* Description of the task:
Read through the listing below and copy each line in which the word "JSON" occurs.

* Data provided:

= = =

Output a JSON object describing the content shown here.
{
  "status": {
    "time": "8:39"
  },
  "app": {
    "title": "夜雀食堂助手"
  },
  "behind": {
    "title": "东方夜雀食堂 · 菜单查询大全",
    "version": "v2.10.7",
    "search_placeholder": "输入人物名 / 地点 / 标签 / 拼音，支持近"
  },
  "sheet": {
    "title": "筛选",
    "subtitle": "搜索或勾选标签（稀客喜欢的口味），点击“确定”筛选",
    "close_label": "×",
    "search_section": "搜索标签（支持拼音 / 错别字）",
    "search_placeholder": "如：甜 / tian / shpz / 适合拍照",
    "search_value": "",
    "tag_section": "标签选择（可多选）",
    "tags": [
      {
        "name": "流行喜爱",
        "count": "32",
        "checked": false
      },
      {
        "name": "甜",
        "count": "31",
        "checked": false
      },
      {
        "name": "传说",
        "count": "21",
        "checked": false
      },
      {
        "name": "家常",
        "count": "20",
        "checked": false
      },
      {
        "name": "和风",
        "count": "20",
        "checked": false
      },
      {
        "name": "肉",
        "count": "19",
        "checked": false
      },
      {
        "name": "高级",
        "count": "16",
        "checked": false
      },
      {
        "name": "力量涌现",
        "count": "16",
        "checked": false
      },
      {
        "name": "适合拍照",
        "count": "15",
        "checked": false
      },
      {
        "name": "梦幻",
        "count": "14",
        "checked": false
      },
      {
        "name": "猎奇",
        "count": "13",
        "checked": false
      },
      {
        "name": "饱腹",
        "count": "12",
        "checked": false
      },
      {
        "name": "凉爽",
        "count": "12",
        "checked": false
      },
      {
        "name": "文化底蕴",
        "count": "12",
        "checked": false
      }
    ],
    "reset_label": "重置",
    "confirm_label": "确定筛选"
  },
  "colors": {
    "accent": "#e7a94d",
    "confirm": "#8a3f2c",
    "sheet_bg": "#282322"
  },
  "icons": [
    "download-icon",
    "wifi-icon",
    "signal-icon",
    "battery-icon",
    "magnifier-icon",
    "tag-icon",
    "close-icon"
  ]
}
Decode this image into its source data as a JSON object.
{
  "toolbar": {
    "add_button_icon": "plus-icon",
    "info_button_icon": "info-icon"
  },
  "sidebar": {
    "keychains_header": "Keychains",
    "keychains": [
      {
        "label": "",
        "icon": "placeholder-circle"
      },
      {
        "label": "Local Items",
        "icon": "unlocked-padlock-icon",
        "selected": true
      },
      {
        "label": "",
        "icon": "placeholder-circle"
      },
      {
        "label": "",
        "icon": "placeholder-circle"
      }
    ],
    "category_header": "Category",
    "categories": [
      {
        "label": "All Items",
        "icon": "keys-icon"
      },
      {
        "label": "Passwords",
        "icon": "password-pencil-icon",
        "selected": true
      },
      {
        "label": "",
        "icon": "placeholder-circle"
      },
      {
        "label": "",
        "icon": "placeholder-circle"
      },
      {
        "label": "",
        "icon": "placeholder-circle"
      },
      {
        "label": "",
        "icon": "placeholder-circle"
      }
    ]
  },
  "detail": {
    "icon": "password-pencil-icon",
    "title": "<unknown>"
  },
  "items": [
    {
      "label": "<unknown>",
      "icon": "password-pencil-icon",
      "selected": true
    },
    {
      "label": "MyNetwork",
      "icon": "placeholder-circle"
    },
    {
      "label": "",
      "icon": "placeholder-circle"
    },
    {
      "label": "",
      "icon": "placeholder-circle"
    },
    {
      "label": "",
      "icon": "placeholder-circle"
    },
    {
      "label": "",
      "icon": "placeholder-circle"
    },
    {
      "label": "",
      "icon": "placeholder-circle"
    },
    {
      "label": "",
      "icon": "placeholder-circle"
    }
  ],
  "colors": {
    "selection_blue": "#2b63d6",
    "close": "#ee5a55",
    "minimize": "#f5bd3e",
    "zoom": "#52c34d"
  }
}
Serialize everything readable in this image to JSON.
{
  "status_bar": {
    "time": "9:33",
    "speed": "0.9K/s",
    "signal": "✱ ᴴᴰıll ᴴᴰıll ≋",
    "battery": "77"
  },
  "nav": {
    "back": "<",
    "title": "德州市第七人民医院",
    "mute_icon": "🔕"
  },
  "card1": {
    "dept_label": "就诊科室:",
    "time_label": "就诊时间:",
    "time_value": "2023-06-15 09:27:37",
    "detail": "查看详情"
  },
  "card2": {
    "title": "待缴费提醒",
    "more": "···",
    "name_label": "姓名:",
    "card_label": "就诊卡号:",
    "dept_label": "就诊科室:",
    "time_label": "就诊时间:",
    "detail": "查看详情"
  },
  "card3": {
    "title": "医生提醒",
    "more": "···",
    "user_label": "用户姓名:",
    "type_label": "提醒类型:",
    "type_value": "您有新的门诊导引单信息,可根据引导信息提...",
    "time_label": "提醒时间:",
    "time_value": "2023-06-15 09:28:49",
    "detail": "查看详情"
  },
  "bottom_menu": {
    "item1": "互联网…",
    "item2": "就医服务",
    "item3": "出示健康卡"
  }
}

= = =

* Answer space:
Output a JSON object describing the content shown here.
Decode this image into its source data as a JSON object.
Serialize everything readable in this image to JSON.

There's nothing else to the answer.